Since BI4 has been released a new tool for the semantic layer has been introduced; the Information Design Tool (IDT). This tool is likely to replace the Universe Design Tool (UDT) in the future. In version 4 Explorer (Polestar) will only work on Universes created with the IDT and the Query Browser of Dashboard Design (Xcelsius) will also only work on Universes created with the IDT.
I’ve spent a few days on the tutorials and the tool itself, in this post my findings.
In a previous post I explained how to create a Pareto chart. In this post I will elaborate on this by displaying A-B-C categories. I am doing this in WebI Rich Client on SAP BO XI 3.1 SP3.
Lately I’ve been working with the new version of BusinessObjects, BI4. In a previous post I already covered a bit on the migration process from XI 3.1 to the BI4 platform. From there, most of my attention has gone to working with Web Intelligence. Soon I encountered a problem with charts not showing up, or displaying red crosses. After some research I found it had something to do with a failing Adaptive Processing Server. I installed patch 8 which did not solve the problem, and then patch 9 which also did not solve the problem.
Ultimately I removed some services from the AdaptiveProcessingServer which solved my problem. In this post I’ll explain what I did en how to do it.
The BusinessObjects universe is a business representation of organization’s data that helps end users access data autonomously using common business terms and it isolates business users from the technical details of the databases where source data is stored. Universes are made up of objects and classes that are mapped to the source data in the database and accessed through queries and reports.
Users retrieve data using descriptive terms used in the business environment with the company’s business terminology.
Universe is a semantic layer that maps complex data into descriptive business terms used across the organization, such as product, customer, region, revenue, margin or costs.
I’ve been working on a test-upgrade from BO XI 3.1 to SAP BO4. Here’s what I did, and my findings so far. I haven’t tested the outcomes thoroughly yet, so I might miss some flaws, and I might accuse some errors to the upgrade process while they might be caused by some other factor(s).
Is about setting up security in the Central Management Console (CMC)
Is best used in combination with a demo environment of BO XI 3.1
Is intended for BOBJ system administrators
Expects you to know basic browser functions. Security model knowledge is an advantage

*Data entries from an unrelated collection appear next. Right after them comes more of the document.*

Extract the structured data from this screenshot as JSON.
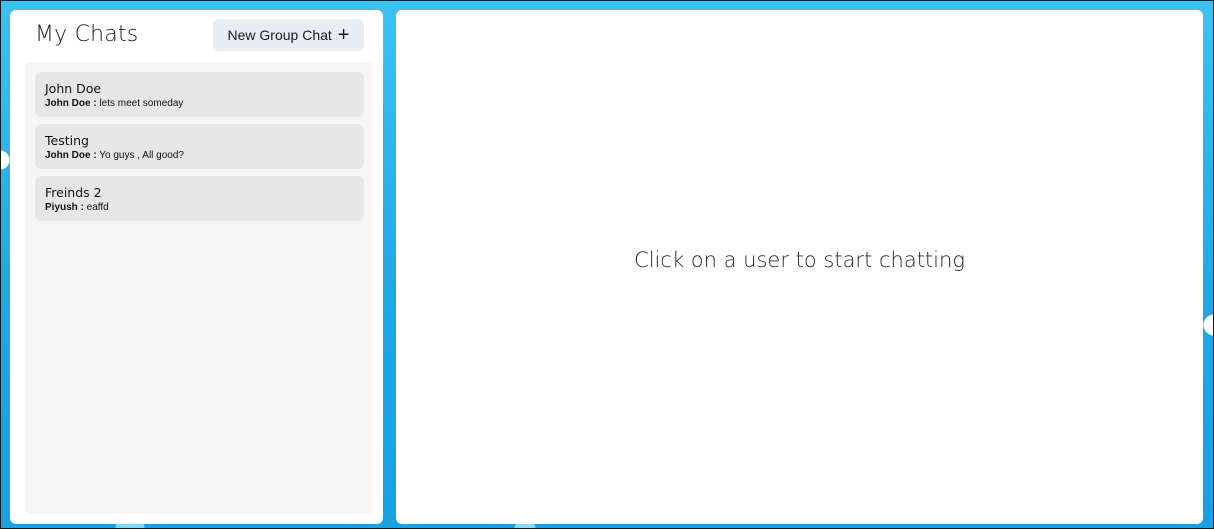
{
  "sidebar": {
    "title": "My Chats",
    "new_group_button": {
      "label": "New Group Chat",
      "icon": "plus-icon",
      "icon_glyph": "+"
    },
    "chats": [
      {
        "name": "John Doe",
        "sender": "John Doe :",
        "message": " lets meet someday"
      },
      {
        "name": "Testing",
        "sender": "John Doe :",
        "message": " Yo guys , All good?"
      },
      {
        "name": "Freinds 2",
        "sender": "Piyush :",
        "message": " eaffd"
      }
    ]
  },
  "chat_panel": {
    "placeholder": "Click on a user to start chatting"
  },
  "colors": {
    "background_accent": "#2bb4ec",
    "panel": "#ffffff",
    "chat_item": "#e6e6e6",
    "list_box": "#f6f6f6",
    "button": "#e7eef3"
  }
}
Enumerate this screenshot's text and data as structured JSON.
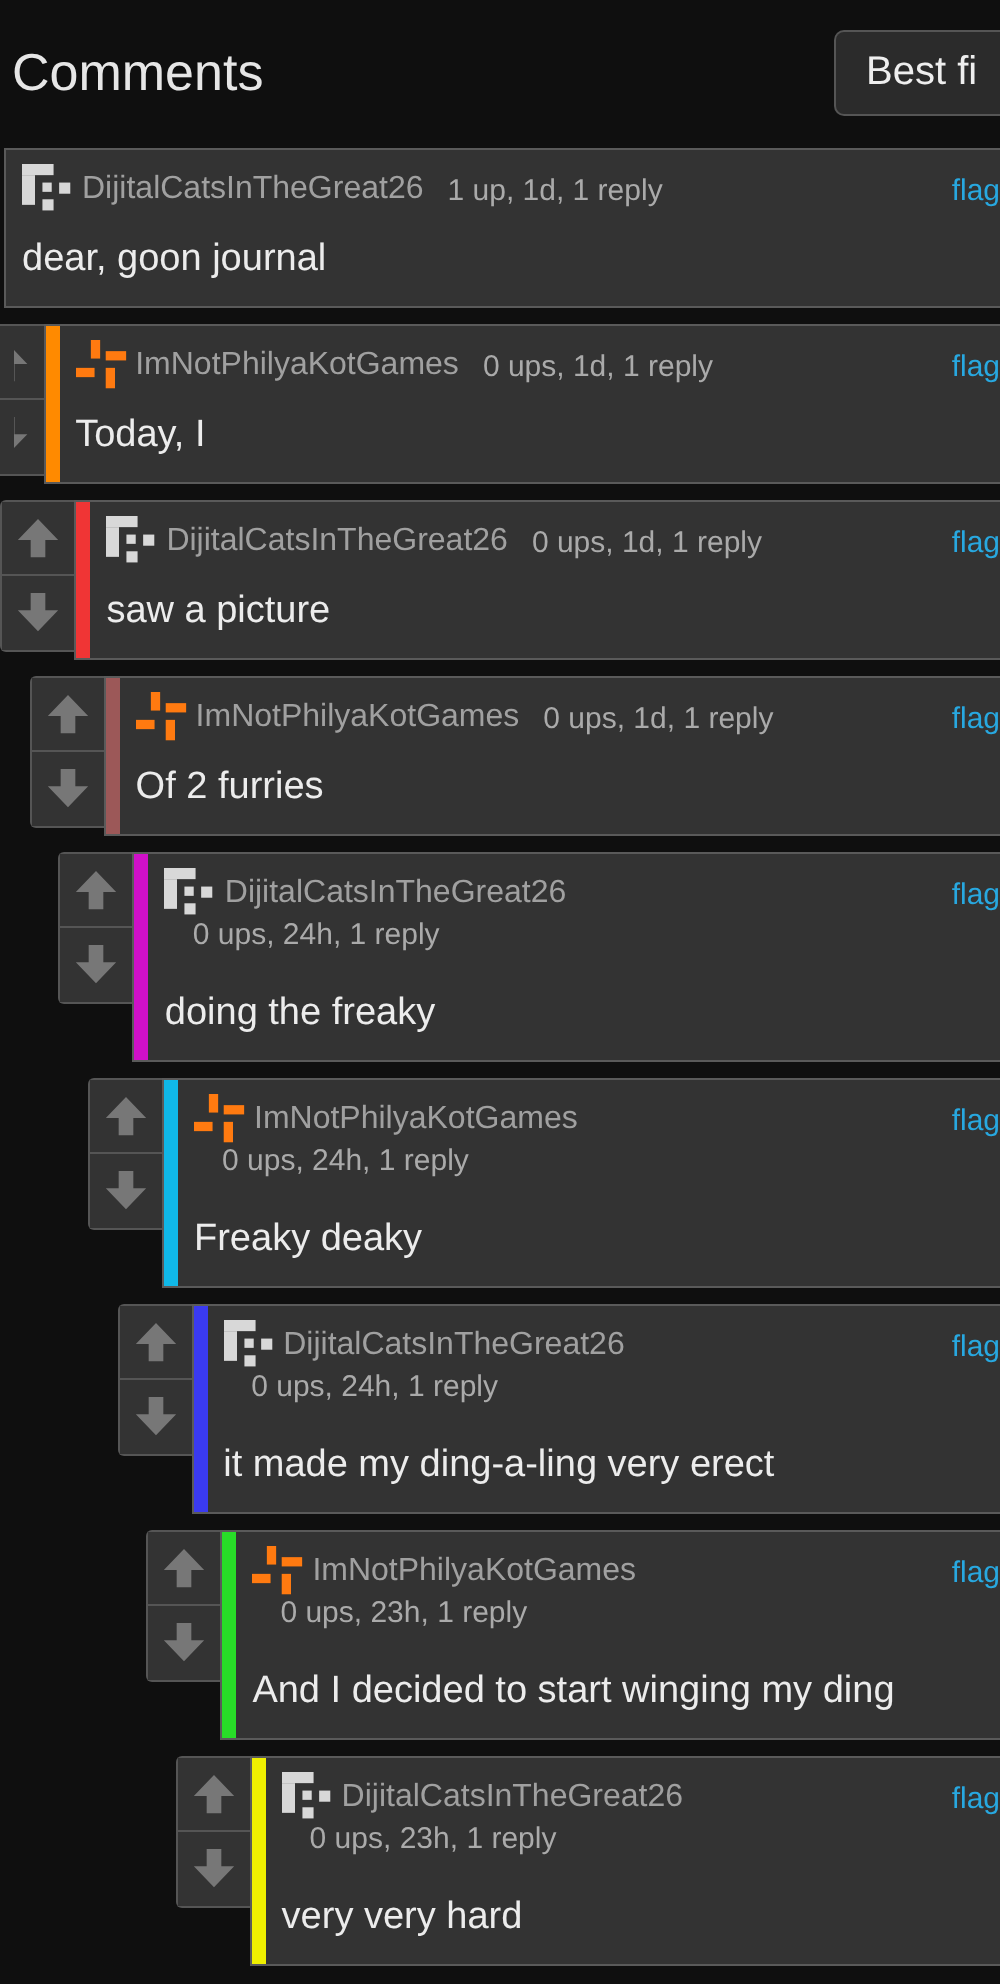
{
  "header": {
    "title": "Comments",
    "sort_button": "Best fi"
  },
  "comments": [
    {
      "user": "DijitalCatsInTheGreat26",
      "kind": "blocks",
      "meta": "1 up, 1d, 1 reply",
      "flag": "flag",
      "text": "dear, goon journal",
      "children": [
        {
          "user": "ImNotPhilyaKotGames",
          "kind": "cross",
          "color": "#ff8a00",
          "meta": "0 ups, 1d, 1 reply",
          "flag": "flag",
          "text": "Today, I",
          "children": [
            {
              "user": "DijitalCatsInTheGreat26",
              "kind": "blocks",
              "color": "#f03535",
              "meta": "0 ups, 1d, 1 reply",
              "flag": "flag",
              "text": "saw a picture",
              "children": [
                {
                  "user": "ImNotPhilyaKotGames",
                  "kind": "cross",
                  "color": "#9c5858",
                  "meta": "0 ups, 1d, 1 reply",
                  "flag": "flag",
                  "text": "Of 2 furries",
                  "children": [
                    {
                      "user": "DijitalCatsInTheGreat26",
                      "kind": "blocks",
                      "color": "#d010c8",
                      "meta": "0 ups, 24h, 1 reply",
                      "flag": "flag",
                      "text": "doing the freaky",
                      "children": [
                        {
                          "user": "ImNotPhilyaKotGames",
                          "kind": "cross",
                          "color": "#10b8e8",
                          "meta": "0 ups, 24h, 1 reply",
                          "flag": "flag",
                          "text": "Freaky deaky",
                          "children": [
                            {
                              "user": "DijitalCatsInTheGreat26",
                              "kind": "blocks",
                              "color": "#3a3af0",
                              "meta": "0 ups, 24h, 1 reply",
                              "flag": "flag",
                              "text": "it made my ding-a-ling very erect",
                              "children": [
                                {
                                  "user": "ImNotPhilyaKotGames",
                                  "kind": "cross",
                                  "color": "#28dc28",
                                  "meta": "0 ups, 23h, 1 reply",
                                  "flag": "flag",
                                  "text": "And I decided to start winging my ding",
                                  "children": [
                                    {
                                      "user": "DijitalCatsInTheGreat26",
                                      "kind": "blocks",
                                      "color": "#f0f000",
                                      "meta": "0 ups, 23h, 1 reply",
                                      "flag": "flag",
                                      "text": "very very hard"
                                    }
                                  ]
                                }
                              ]
                            }
                          ]
                        }
                      ]
                    }
                  ]
                }
              ]
            }
          ]
        }
      ]
    }
  ]
}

Aims to enable you to perform security related administrative tasks in the CMC
One thing I really dislike in BO XI 3.1 is the flexibility of the charting objects. Or better the lack of it. In this post I’ll explain how you can take control of the legends from all kinds of graphs in WebI.

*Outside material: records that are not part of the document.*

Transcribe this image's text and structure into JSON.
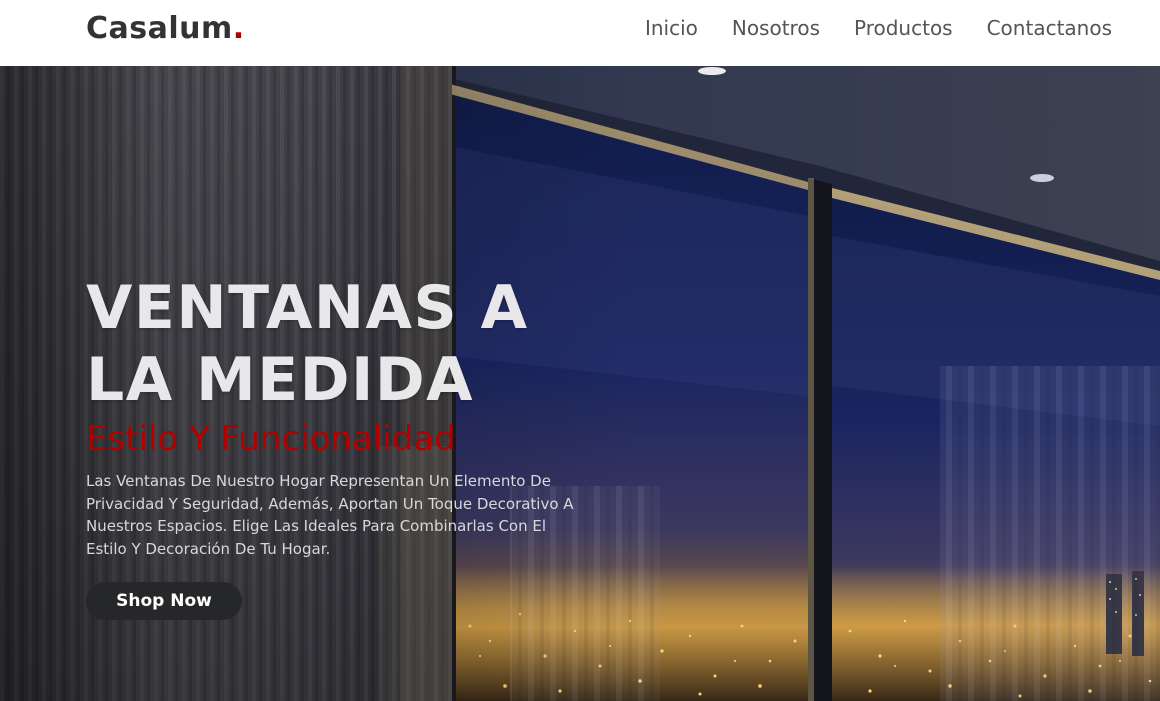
{
  "brand": {
    "name": "Casalum",
    "dot": ".",
    "accent_color": "#b00000"
  },
  "nav": {
    "items": [
      {
        "label": "Inicio"
      },
      {
        "label": "Nosotros"
      },
      {
        "label": "Productos"
      },
      {
        "label": "Contactanos"
      }
    ]
  },
  "hero": {
    "title_line1": "VENTANAS A",
    "title_line2": "LA MEDIDA",
    "subtitle": "Estilo Y Funcionalidad",
    "description": "Las Ventanas De Nuestro Hogar Representan Un Elemento De Privacidad Y Seguridad, Además, Aportan Un Toque Decorativo A Nuestros Espacios. Elige Las Ideales Para Combinarlas Con El Estilo Y Decoración De Tu Hogar.",
    "cta_label": "Shop Now",
    "background_image": "interior room with sheer curtains and floor-to-ceiling windows overlooking a city at night"
  }
}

We have the following issue:
Everyone will once want to compare values from the beginning of a year until ‘a certain date’ with values from the exact same period but then from the previous year until ‘that certain date a year ago’. I found this youtube video where RimGeurts explains how to do this with BusinessObject Web Intelligence.
Year to date WebI
The screencapture is an excellent ‘how to’ guide to make a year to date (YTD) comparison based on an input date field. In this post I make an addition in case you don’t have a date but a month- or fiscal period code (like ‘201106’, or ‘FP201012’).
At my previous employer (AME) we were interviewed by the Association for Dutch SAP users (VNSG). The interview was about the BI implementation we did at AME in 2010. The article in dutch can be found here. The rationale behind implementing BI was in my opinion very powerful, and the implementation was very efficient. Here are a few quotes from the article:
We want to use Business Intelligence as tool to ensure that all of our people work at their optimum productivity. By opening up the BI portal each individual employee should see their relevant personalized information. By instantly sharing (real time) information we’re creating high involvement of employees.
Because the organization goes through a learning curve in the new way of working the need for dynamic information arises. To bring more insight we wanted a solution that we can maintain and extend ourselves. In our technological roadmap SAP BusinessObjects was the right choice. Because of the tight timetable and the pursuit of standardization, we searched for a suitable partner, who could provide a solution for translating the SAP tables to a good data warehouse model. We came in contact with NewFrontiers, they had a ready-made solution for the extraction of data from SAP ERP.
Everyone at AME is now able, depending on his personalized portal, to see exactly how the business progresses and how the state of affairs as development, quality, logistics and costs are doing. The hardest part however is yet to come, technically it is now completely done, but organizationally is only starting now. The project must not get stuck at the IT department. It should be “self-evident” for everyone to take action based on BI.
The original article can be found here: http://www.vnsg.nl/userfiles/File/Pdf_mei%202011.pdf#page=10
The solution from NewFrontiers is called NemisFs. At my new employer I continue to work with this product, so there will be more posts from me on this in the future.
The purpose of the Pareto chart is to highlight the most important among a (typically large) set of factors. In quality control, it often represents the most common sources of defects, the highest occurring type of defect, or the most frequent reasons for customer complaints, and so on. Wilkinson (2006) devised an algorithm for producing statistically-based acceptance limits (similar to confidence intervals) for each bar in the Pareto chart. Continue reading